Each of the 6 stages has 6 levels and 3 stars each. In order to unlock more stages, you need to get those stars. Those stars are stage specific goals like getting a certain number of headshots, not killing civilians, running over a set amount of enemies with your jeep or a host of objectives which add some nice goals keeping Warcade feeling fresh. It won’t take too long before you are forced to revisit past stages to get that 1 star that eluded you on your previous attempts but thankfully each stage only lasts a few minutes so multiple plays never really get a chance to feel old before you have reached their end.
The visuals here are probably the most disappointing aspect of the game. The stages are washed out and don’t carry a lot of detail but are serviceable. The guys you are shooting at look like army men and, excluding immersion mode, look just fine as they are usually so far away that details would be hard to see anyways. Vehicles and buildings lack any real detail and look more like basic geometric shapes twisted together to form those objects. Pop-ins and outs are rampant but mostly occur on the right and left sides of the play area so don’t really affect the action to much. Given the nature of the game the look works and when combined with the variety of options presented in immersion mode, it’s easy enough to forget how lacking this can look and focus on just having fun taking out the bad guys in all manner of ways. The presentation may also be saved by some much better audio. Guns all sound great, enemies yell upon death and vehicles all sound like they should. If you want to change up the music, you can go with visceral silence, some techno jams or more traditional actiony rock tunes.
Other then the visual foibles at play, there really isn’t too much to whine about here. Some of 3-star goals can be a little tricky to get, but I have yet to encounter one I haven’t been able to get after 1 or 2(or 5 or 6) attempts. Some can feel a little unfair at 1st, but as you get better they can become easier and after you achieve that goal, you no longer have to worry about it so just focusing on only 1 objective becomes very easy. Besides the typical machine guns, shotguns and sniper rifles other more eccentric weapons pop up like throwing knives, explosive bow and arrows, freeze grenades, a gravity gun and a few more amusing options. The classic mode also has limited ammo making you dial back just how often you pull the trigger while immersion mode lets you unload with reckless abandon.

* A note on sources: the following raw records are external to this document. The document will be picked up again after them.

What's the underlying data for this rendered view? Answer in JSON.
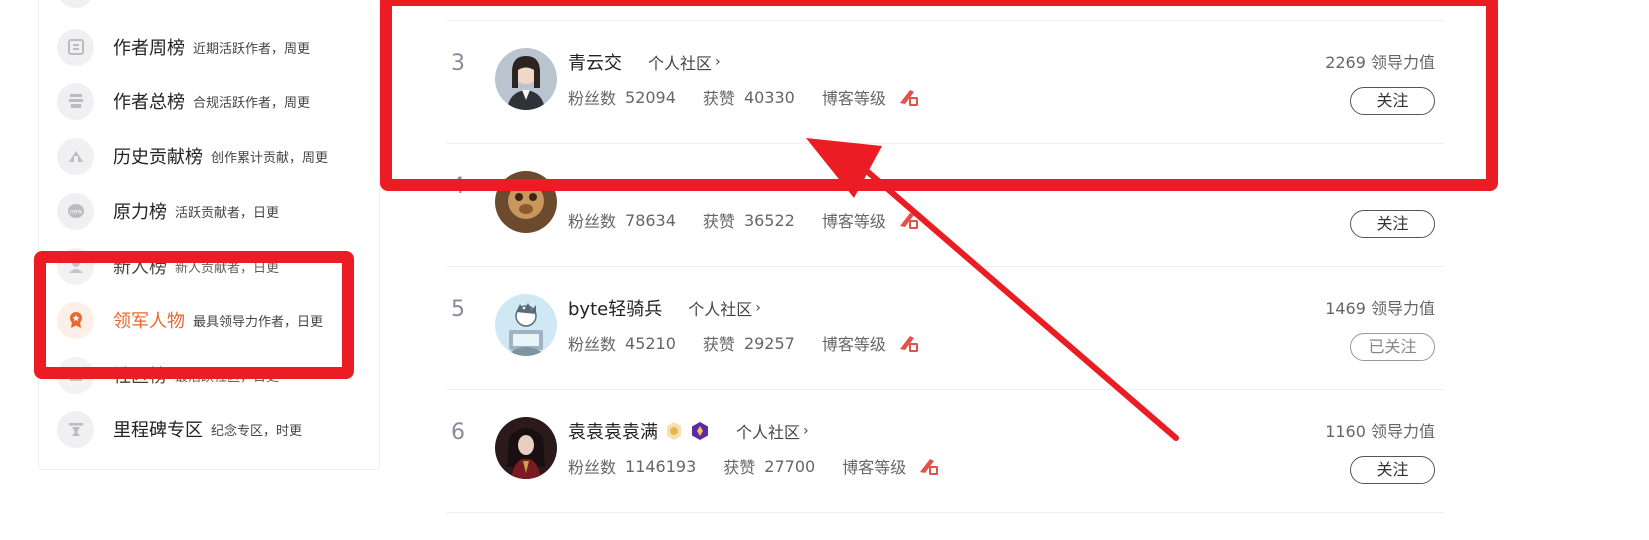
{
  "sidebar": {
    "items": [
      {
        "title": "",
        "desc": "",
        "icon": "badge-icon"
      },
      {
        "title": "作者周榜",
        "desc": "近期活跃作者，周更",
        "icon": "weekly-icon"
      },
      {
        "title": "作者总榜",
        "desc": "合规活跃作者，周更",
        "icon": "total-icon"
      },
      {
        "title": "历史贡献榜",
        "desc": "创作累计贡献，周更",
        "icon": "history-icon"
      },
      {
        "title": "原力榜",
        "desc": "活跃贡献者，日更",
        "icon": "force-icon"
      },
      {
        "title": "新人榜",
        "desc": "新人贡献者，日更",
        "icon": "newcomer-icon"
      },
      {
        "title": "领军人物",
        "desc": "最具领导力作者，日更",
        "icon": "leader-icon",
        "active": true
      },
      {
        "title": "社区榜",
        "desc": "最活跃社区，日更",
        "icon": "community-icon"
      },
      {
        "title": "里程碑专区",
        "desc": "纪念专区，时更",
        "icon": "milestone-icon"
      }
    ]
  },
  "list": {
    "rows": [
      {
        "rank": "3",
        "name": "青云交",
        "community": "个人社区",
        "fans_label": "粉丝数",
        "fans": "52094",
        "likes_label": "获赞",
        "likes": "40330",
        "level_label": "博客等级",
        "lead": "2269 领导力值",
        "follow": "关注",
        "followed": false
      },
      {
        "rank": "4",
        "name": "",
        "community": "",
        "fans_label": "粉丝数",
        "fans": "78634",
        "likes_label": "获赞",
        "likes": "36522",
        "level_label": "博客等级",
        "lead": "",
        "follow": "关注",
        "followed": false
      },
      {
        "rank": "5",
        "name": "byte轻骑兵",
        "community": "个人社区",
        "fans_label": "粉丝数",
        "fans": "45210",
        "likes_label": "获赞",
        "likes": "29257",
        "level_label": "博客等级",
        "lead": "1469 领导力值",
        "follow": "已关注",
        "followed": true
      },
      {
        "rank": "6",
        "name": "袁袁袁袁满",
        "community": "个人社区",
        "fans_label": "粉丝数",
        "fans": "1146193",
        "likes_label": "获赞",
        "likes": "27700",
        "level_label": "博客等级",
        "lead": "1160 领导力值",
        "follow": "关注",
        "followed": false
      }
    ]
  },
  "colors": {
    "accent": "#e8682d",
    "annotation_red": "#ec1c24",
    "level_icon": "#e0524a"
  }
}
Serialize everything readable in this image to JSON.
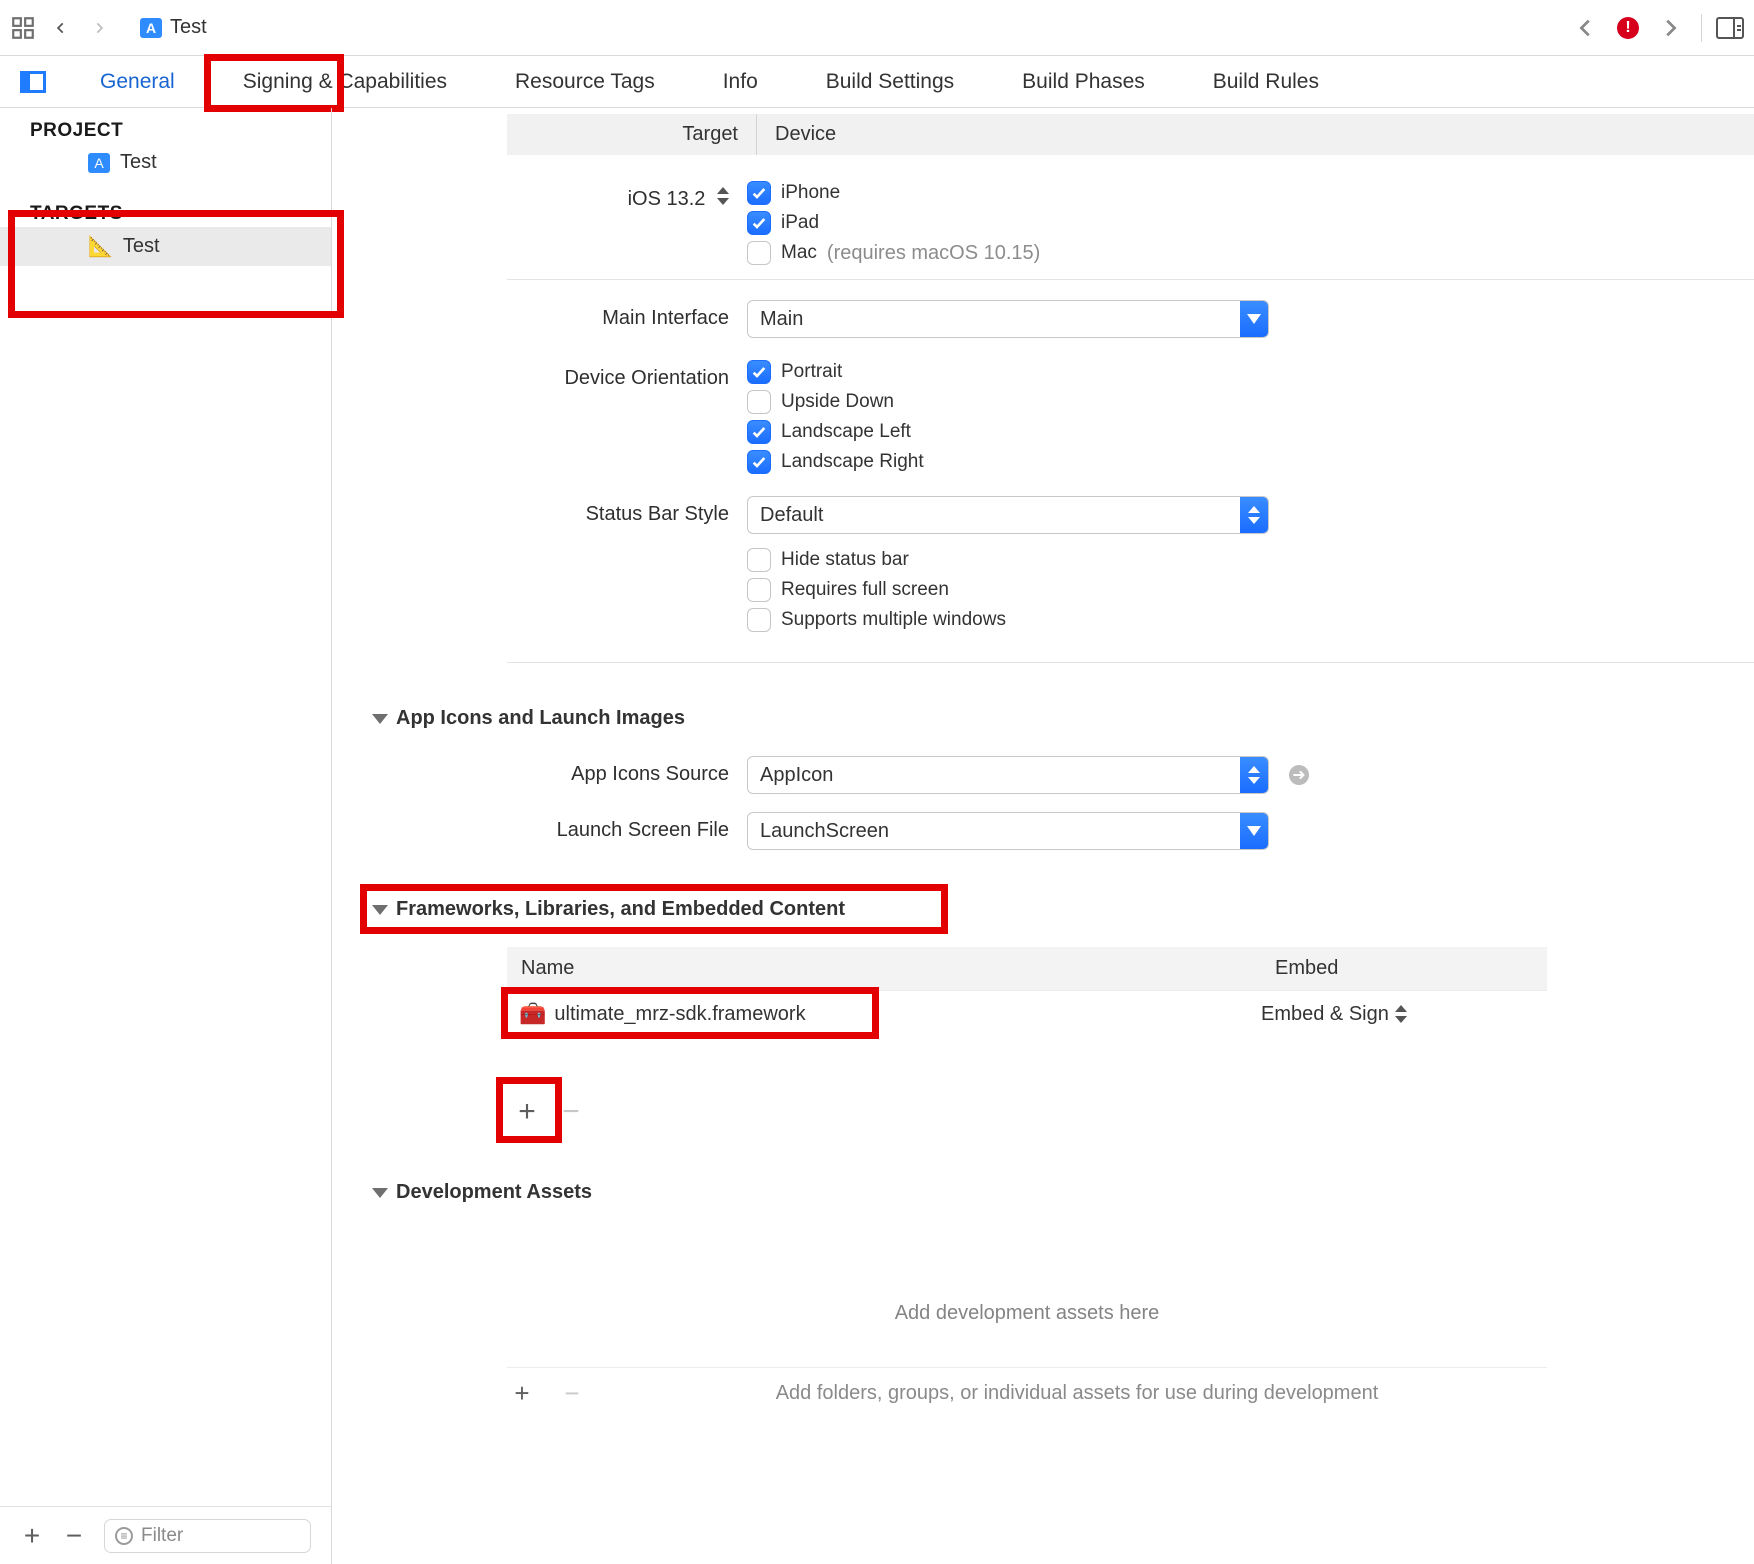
{
  "topbar": {
    "crumb": "Test",
    "error_count": "!"
  },
  "tabs": {
    "general": "General",
    "signing": "Signing & Capabilities",
    "resource": "Resource Tags",
    "info": "Info",
    "build_settings": "Build Settings",
    "build_phases": "Build Phases",
    "build_rules": "Build Rules"
  },
  "sidebar": {
    "project_header": "PROJECT",
    "project_item": "Test",
    "targets_header": "TARGETS",
    "target_item": "Test",
    "filter_placeholder": "Filter"
  },
  "content": {
    "hdr_target": "Target",
    "hdr_device": "Device",
    "ios_label": "iOS 13.2",
    "devices": {
      "iphone": "iPhone",
      "ipad": "iPad",
      "mac": "Mac",
      "mac_note": "(requires macOS 10.15)"
    },
    "main_iface_label": "Main Interface",
    "main_iface_value": "Main",
    "orient_label": "Device Orientation",
    "orients": {
      "portrait": "Portrait",
      "upside": "Upside Down",
      "land_left": "Landscape Left",
      "land_right": "Landscape Right"
    },
    "status_label": "Status Bar Style",
    "status_value": "Default",
    "status_opts": {
      "hide": "Hide status bar",
      "full": "Requires full screen",
      "multi": "Supports multiple windows"
    },
    "icons_section": "App Icons and Launch Images",
    "icons_source_label": "App Icons Source",
    "icons_source_value": "AppIcon",
    "launch_label": "Launch Screen File",
    "launch_value": "LaunchScreen",
    "fw_section": "Frameworks, Libraries, and Embedded Content",
    "fw_th_name": "Name",
    "fw_th_embed": "Embed",
    "fw_item": "ultimate_mrz-sdk.framework",
    "fw_embed": "Embed & Sign",
    "dev_section": "Development Assets",
    "dev_placeholder": "Add development assets here",
    "dev_hint": "Add folders, groups, or individual assets for use during development"
  }
}
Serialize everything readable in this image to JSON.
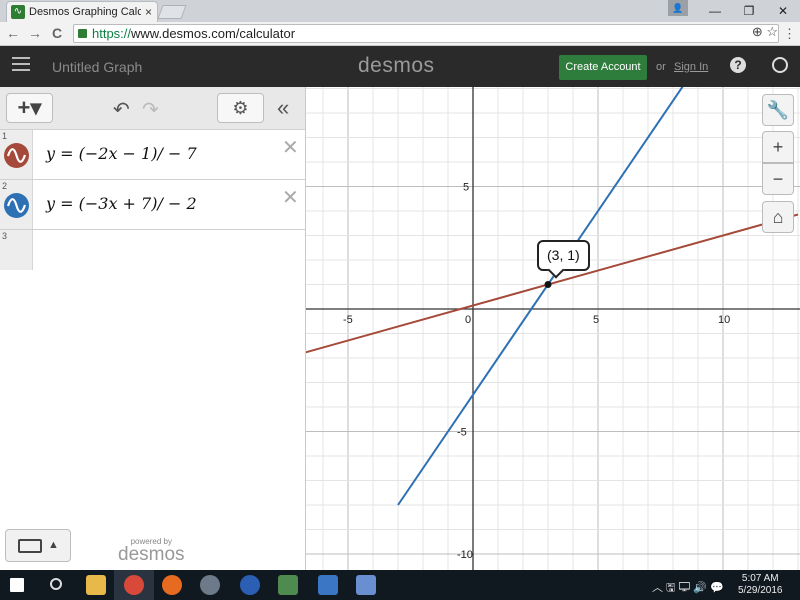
{
  "browser": {
    "tab_title": "Desmos Graphing Calculator",
    "tab_close": "×",
    "window_controls": {
      "minimize": "—",
      "restore": "❐",
      "close": "✕"
    },
    "nav": {
      "back": "←",
      "forward": "→",
      "reload": "C"
    },
    "address": {
      "scheme": "https://",
      "rest": "www.desmos.com/calculator"
    },
    "omni_icons": "⊕ ☆",
    "menu": "⋮"
  },
  "header": {
    "graph_title": "Untitled Graph",
    "logo": "desmos",
    "create_account": "Create Account",
    "or": "or",
    "sign_in": "Sign In",
    "help": "?"
  },
  "expression_panel": {
    "add_label": "+▾",
    "undo": "↶",
    "redo": "↷",
    "settings": "⚙",
    "collapse": "«",
    "expressions": [
      {
        "index": "1",
        "latex": "y = (−2x − 1)/ − 7",
        "color": "#a54a3a",
        "delete": "✕"
      },
      {
        "index": "2",
        "latex": "y = (−3x + 7)/ − 2",
        "color": "#2d70b3",
        "delete": "✕"
      }
    ],
    "empty_index": "3",
    "keyboard_caret": "▲",
    "powered_by": "powered by",
    "powered_logo": "desmos"
  },
  "graph": {
    "controls": {
      "wrench": "🔧",
      "zoom_in": "+",
      "zoom_out": "−",
      "home": "⌂"
    },
    "point_label": "(3, 1)",
    "x_ticks": [
      "-5",
      "0",
      "5",
      "10"
    ],
    "y_ticks": [
      "5",
      "-5",
      "-10"
    ],
    "line_colors": {
      "red": "#a54a3a",
      "blue": "#2d70b3"
    }
  },
  "taskbar": {
    "time": "5:07 AM",
    "date": "5/29/2016",
    "tray": "︿ 🖫 🖵 🔊 💬"
  }
}
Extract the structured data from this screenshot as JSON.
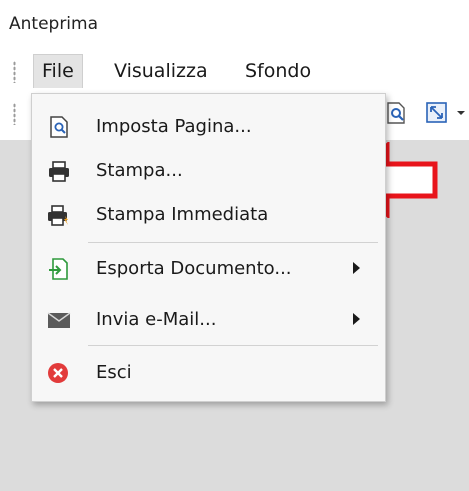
{
  "window": {
    "title": "Anteprima"
  },
  "menubar": {
    "items": [
      {
        "label": "File",
        "active": true
      },
      {
        "label": "Visualizza"
      },
      {
        "label": "Sfondo"
      }
    ]
  },
  "toolbar": {
    "icons": [
      "magnifier-page-icon",
      "fit-window-icon"
    ]
  },
  "file_menu": {
    "items": [
      {
        "label": "Imposta Pagina...",
        "icon": "page-setup-icon"
      },
      {
        "label": "Stampa...",
        "icon": "printer-icon"
      },
      {
        "label": "Stampa Immediata",
        "icon": "quick-print-icon"
      },
      {
        "label": "Esporta Documento...",
        "icon": "export-icon",
        "submenu": true
      },
      {
        "label": "Invia e-Mail...",
        "icon": "mail-icon",
        "submenu": true
      },
      {
        "label": "Esci",
        "icon": "exit-icon"
      }
    ]
  },
  "colors": {
    "annotation_arrow": "#e8141b",
    "exit_icon": "#e23b3b",
    "export_icon": "#2e9a3c",
    "accent_blue": "#2a63b7"
  }
}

There is a host of content to get through and every time I encountered a new type of immersion mode excited me, and there are plenty. The visuals are lacking, but the gameplay and content more than makes up for those shortcomings. This is a throwback title given a VR makeover that works great. It’s cool to lean into your screen and look around or toss a grenade from outside the cabinet. You also unlock power-ups that help you out and there are leaderboards for both modes that just keep track of you accrued score so the more you play, the higher you’ll place. Operation Warcade is an awesome homage to classic cabinet shooters from the 80’s and 90’s that transitions great into VR.
What would I pay? The $20 asking price is fine for this. 36 stages, a host of objectives, 2 modes and some great mix-ups in gameplay make this game feel fresh way longer than you might think.
Ivanovich Games provided The VR Grid with a review code for this title and, regardless of this review, we thank them for that!